$2 million lawsuit filed against schools

woman says a pupil molested her son

Hampstead

December 08, 2004|By Gina Davis | Gina Davis,SUN STAFF

A Hampstead mother is seeking more than $2 million in damages in a lawsuit that alleges her son was molested several times by another pupil at Spring Garden Elementary last spring.

The lawsuit, filed in Carroll County Circuit Court late last week, contends that school officials failed to protect her son from repeated sexual harassment despite having promised to prevent the boys from being alone together.

The lawsuit names the state, the county Board of Commissioners, the school board and Spring Garden's acting assistant principal, Karen Rogers, as defendants.

The suit - which accuses school officials of gross negligence - asserts that school officials "failed to take the proper and necessary steps to safeguard [the victim's] well-being, and protect him from repeated sexual assaults."

By filing the lawsuit, the mother "is trying to say the reaction of the school system was insufficient, egregiously insufficient," said her attorney, Bradley L. MacFee Sr.

"There's a trust between the school system and families," MacFee said. "I'm a parent. I know when my kid gets on the bus every day and is out of my sight for four or six hours, I'm trusting the right things are happening."

The mother, who filed the lawsuit on her son's behalf, could not be reached for comment yesterday. The Sun is not disclosing the mother's name to protect the boy's privacy.

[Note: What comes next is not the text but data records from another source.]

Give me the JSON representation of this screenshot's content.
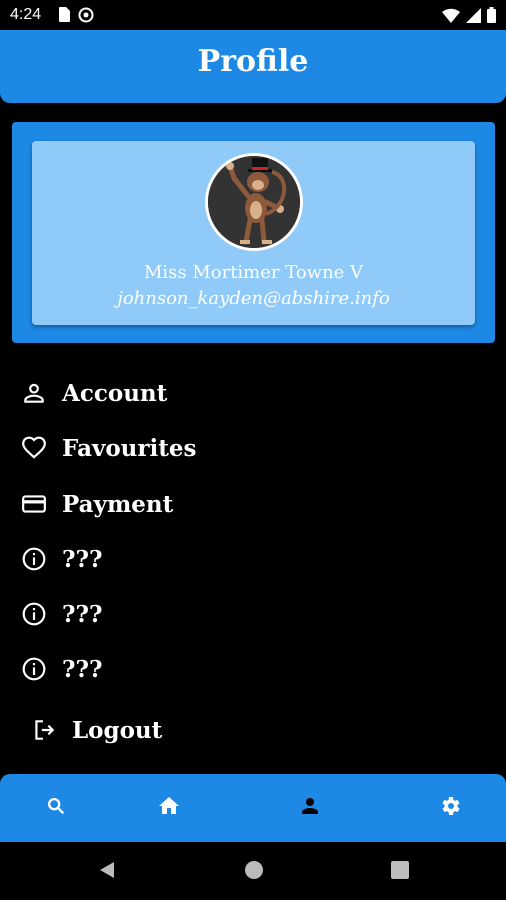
{
  "status_bar": {
    "time": "4:24",
    "left_icons": [
      "sim-card-icon",
      "do-not-disturb-icon"
    ],
    "right_icons": [
      "wifi-icon",
      "signal-icon",
      "battery-icon"
    ]
  },
  "header": {
    "title": "Profile"
  },
  "profile": {
    "name": "Miss Mortimer Towne V",
    "email": "johnson_kayden@abshire.info",
    "avatar_icon": "monkey-avatar"
  },
  "menu": {
    "items": [
      {
        "label": "Account",
        "icon": "person-icon"
      },
      {
        "label": "Favourites",
        "icon": "heart-icon"
      },
      {
        "label": "Payment",
        "icon": "credit-card-icon"
      },
      {
        "label": "???",
        "icon": "info-icon"
      },
      {
        "label": "???",
        "icon": "info-icon"
      },
      {
        "label": "???",
        "icon": "info-icon"
      },
      {
        "label": "Logout",
        "icon": "logout-icon"
      }
    ]
  },
  "bottom_nav": {
    "items": [
      "search-icon",
      "home-icon",
      "person-icon",
      "settings-icon"
    ],
    "selected": "person-icon"
  },
  "system_nav": [
    "back-icon",
    "home-circle-icon",
    "recents-icon"
  ],
  "colors": {
    "primary": "#1e88e5",
    "card": "#90caf9",
    "background": "#000000",
    "text": "#ffffff"
  }
}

The Child Abuse and Sexual Assault unit in Carroll County investigated the allegations this year and closed the case without filing criminal charges, said state police Sgt. John Carhart, head of the unit.

The lawsuit details five incidents in which the mother alleges her son was sexually assaulted by the boy at school. Spring Garden enrolls about 600 pupils in kindergarten through fifth grade.

According to the lawsuit, immediately after the first incident, the boy reported to Rogers that another boy had touched him and made sexual comments to him on the school playground, but he left out the most explicit details of what had happened.

After telling his mother the full story later that day, a Friday, she went to the school with him the following Monday to report the incident in greater detail to Rogers, the lawsuit stated.

According to the lawsuit, Rogers assured the mother and her son "that a plan would be implemented immediately to ensure [the two boys] would not be left alone together at any time in the future."

However, the lawsuit alleges, four more similar incidents occurred on school grounds - when the boy was leaving class to go the bathroom, during recess, at his locker and outside the cafeteria bathroom.

In at least two of those incidents, according to the lawsuit, the boys were unsupervised.

School officials, who said late yesterday they still had not been served with the lawsuit, maintain that school staff acted appropriately in addressing the mother's allegations.

Superintendent Charles I. Ecker said the CASA investigation determined that the school system had met its obligations in responding to the situation.

"We were found OK," he said. "I support [Rogers]. She followed the regulations and rules" that are outlined in the school system's handbook.

Ecker said Rogers reported the mother's allegations to CASA investigators as required.

"She acted as a prudent person would act," he said.

Rogers could not be reached yesterday for comment.

The school board's attorney, Edmund J. O'Meally, who picked up a copy of the lawsuit at the courthouse after hearing about it yesterday, said the district would "vigorously defend the case."

"We believe we responded to the alleged incident in an appropriate manner and took appropriate steps to protect students," he said.

"Sometimes when a child is involved in something, parents get frustrated because they don't get a whole lot of information from school officials involving the other children" because of privacy laws, O'Meally said. "I can understand how that might be frustrating ... but I'm confident that the way it was handled at the school was appropriate."

County Attorney Kimberly A. Millender said she plans to file a motion to have the county removed from the lawsuit because "county commissioners have no authority nor control over the Board of Education or its employees." She said the county has sent a letter to the mother's attorney informing him that the county has no involvement in school decisions.

Sun staff writer Athima Chansanchai contributed to this article.

Baltimore Sun Articles
|
|
|
Please note the green-lined linked article text has been applied commercially without any involvement from our newsroom editors, reporters or any other editorial staff.